Where a line holds the word "with", copy it from the records.

────────────────

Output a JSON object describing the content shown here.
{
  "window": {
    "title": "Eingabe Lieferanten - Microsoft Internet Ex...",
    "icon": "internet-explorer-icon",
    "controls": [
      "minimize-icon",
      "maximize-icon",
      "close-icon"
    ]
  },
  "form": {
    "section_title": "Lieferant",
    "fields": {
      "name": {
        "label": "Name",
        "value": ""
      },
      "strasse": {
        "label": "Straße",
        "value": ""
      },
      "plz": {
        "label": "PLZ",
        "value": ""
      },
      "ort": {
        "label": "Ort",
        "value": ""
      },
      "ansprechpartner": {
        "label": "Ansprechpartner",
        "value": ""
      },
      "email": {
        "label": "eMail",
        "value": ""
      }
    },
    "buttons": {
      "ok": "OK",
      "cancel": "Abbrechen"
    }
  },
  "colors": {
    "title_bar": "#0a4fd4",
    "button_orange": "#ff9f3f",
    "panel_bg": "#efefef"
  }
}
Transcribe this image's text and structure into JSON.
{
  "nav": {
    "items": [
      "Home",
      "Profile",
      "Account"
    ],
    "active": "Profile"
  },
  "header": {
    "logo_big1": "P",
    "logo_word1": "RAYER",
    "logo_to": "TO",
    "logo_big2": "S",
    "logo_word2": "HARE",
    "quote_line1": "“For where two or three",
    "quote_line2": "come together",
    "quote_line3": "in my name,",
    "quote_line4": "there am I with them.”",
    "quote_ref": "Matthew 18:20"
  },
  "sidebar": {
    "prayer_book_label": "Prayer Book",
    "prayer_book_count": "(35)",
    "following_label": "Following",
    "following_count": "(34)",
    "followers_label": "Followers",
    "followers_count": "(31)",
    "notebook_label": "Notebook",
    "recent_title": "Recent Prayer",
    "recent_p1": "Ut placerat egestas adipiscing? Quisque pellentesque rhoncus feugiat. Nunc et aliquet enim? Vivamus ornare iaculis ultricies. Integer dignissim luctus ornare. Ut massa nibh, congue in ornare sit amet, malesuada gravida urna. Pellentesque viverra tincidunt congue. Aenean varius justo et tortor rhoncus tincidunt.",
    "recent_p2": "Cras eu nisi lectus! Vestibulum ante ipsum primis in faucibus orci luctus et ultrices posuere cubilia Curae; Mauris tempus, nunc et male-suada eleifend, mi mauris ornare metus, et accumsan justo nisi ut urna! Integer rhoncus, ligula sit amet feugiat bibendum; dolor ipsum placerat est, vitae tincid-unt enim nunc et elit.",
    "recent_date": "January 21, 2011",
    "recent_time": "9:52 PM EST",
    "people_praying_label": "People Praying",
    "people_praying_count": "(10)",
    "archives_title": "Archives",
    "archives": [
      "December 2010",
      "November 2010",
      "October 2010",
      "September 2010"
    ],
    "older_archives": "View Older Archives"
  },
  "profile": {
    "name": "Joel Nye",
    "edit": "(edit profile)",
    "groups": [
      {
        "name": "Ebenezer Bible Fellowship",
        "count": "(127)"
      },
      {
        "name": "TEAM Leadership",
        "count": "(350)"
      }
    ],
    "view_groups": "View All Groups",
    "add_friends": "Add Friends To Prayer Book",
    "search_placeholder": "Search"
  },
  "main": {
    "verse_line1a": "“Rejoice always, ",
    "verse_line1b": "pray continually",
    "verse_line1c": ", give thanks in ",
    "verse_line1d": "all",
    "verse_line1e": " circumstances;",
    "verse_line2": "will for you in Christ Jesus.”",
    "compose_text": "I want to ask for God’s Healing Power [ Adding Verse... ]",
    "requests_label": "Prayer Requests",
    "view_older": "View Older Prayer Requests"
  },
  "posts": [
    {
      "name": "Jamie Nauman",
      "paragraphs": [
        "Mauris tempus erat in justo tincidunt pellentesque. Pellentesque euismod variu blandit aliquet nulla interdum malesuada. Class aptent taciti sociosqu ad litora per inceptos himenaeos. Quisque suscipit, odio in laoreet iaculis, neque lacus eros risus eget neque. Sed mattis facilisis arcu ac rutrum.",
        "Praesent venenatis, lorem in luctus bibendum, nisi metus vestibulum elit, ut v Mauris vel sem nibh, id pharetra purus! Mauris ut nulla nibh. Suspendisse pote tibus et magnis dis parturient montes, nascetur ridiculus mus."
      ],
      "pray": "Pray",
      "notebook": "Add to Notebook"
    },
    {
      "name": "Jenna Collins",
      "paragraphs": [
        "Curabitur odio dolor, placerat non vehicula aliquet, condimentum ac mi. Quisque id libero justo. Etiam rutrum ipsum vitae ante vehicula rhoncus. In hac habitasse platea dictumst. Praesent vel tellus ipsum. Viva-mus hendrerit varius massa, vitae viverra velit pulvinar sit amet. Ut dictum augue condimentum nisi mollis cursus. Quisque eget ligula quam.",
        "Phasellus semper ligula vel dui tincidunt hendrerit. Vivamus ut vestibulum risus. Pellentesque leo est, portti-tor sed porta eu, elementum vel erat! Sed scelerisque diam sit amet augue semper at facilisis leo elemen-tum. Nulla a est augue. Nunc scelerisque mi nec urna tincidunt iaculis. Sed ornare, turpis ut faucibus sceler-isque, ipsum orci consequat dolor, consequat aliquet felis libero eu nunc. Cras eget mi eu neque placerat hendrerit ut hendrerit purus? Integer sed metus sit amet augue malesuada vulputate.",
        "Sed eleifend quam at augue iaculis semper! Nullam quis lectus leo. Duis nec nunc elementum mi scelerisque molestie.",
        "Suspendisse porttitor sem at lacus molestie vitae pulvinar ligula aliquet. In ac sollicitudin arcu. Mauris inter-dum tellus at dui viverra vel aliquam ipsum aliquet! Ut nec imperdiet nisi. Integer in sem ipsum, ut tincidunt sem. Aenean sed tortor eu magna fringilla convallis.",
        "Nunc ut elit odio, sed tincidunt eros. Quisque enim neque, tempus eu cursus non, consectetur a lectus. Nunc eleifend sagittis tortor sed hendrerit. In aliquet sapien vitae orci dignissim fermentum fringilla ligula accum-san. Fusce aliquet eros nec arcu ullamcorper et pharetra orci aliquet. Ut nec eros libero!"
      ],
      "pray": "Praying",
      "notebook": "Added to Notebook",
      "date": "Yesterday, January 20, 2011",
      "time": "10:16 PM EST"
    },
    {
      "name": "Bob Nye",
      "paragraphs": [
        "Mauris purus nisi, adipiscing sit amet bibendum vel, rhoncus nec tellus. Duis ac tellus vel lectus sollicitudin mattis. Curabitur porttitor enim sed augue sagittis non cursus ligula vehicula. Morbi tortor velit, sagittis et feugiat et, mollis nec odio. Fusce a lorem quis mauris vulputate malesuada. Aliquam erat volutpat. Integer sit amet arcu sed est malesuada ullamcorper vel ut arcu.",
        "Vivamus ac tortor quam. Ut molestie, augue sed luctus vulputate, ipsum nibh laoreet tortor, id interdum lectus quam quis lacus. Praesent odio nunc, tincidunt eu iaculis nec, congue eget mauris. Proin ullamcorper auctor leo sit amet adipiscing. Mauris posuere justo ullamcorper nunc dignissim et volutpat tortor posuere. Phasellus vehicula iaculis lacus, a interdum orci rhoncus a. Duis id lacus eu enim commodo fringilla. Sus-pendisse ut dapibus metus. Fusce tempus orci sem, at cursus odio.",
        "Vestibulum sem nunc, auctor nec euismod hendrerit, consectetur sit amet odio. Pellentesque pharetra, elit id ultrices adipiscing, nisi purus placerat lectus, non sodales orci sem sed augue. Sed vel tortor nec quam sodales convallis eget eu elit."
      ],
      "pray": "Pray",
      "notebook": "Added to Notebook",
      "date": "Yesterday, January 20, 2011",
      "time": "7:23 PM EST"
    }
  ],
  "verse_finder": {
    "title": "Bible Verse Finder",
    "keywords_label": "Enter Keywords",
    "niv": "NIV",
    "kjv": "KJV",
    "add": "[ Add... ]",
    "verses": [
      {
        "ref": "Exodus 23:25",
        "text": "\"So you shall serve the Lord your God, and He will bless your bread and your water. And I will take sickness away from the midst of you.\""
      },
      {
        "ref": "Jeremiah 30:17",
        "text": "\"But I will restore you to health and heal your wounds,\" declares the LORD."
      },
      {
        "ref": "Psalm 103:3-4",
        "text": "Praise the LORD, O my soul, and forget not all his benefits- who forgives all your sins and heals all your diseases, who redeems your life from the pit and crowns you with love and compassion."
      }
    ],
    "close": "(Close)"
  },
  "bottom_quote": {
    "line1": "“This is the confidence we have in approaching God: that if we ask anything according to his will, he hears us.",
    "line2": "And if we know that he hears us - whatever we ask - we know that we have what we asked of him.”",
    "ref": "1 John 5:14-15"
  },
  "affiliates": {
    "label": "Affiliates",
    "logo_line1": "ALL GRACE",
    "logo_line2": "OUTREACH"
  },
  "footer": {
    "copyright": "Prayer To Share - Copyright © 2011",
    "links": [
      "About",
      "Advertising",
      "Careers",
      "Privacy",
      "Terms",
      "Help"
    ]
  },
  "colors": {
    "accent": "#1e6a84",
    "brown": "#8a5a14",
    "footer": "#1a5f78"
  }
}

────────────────

:: Solution to the exercise ::
    "quote_line4": "there am I with them.”",
        "text": "Praise the LORD, O my soul, and forget not all his benefits- who forgives all your sins and heals all your diseases, who redeems your life from the pit and crowns you with love and compassion."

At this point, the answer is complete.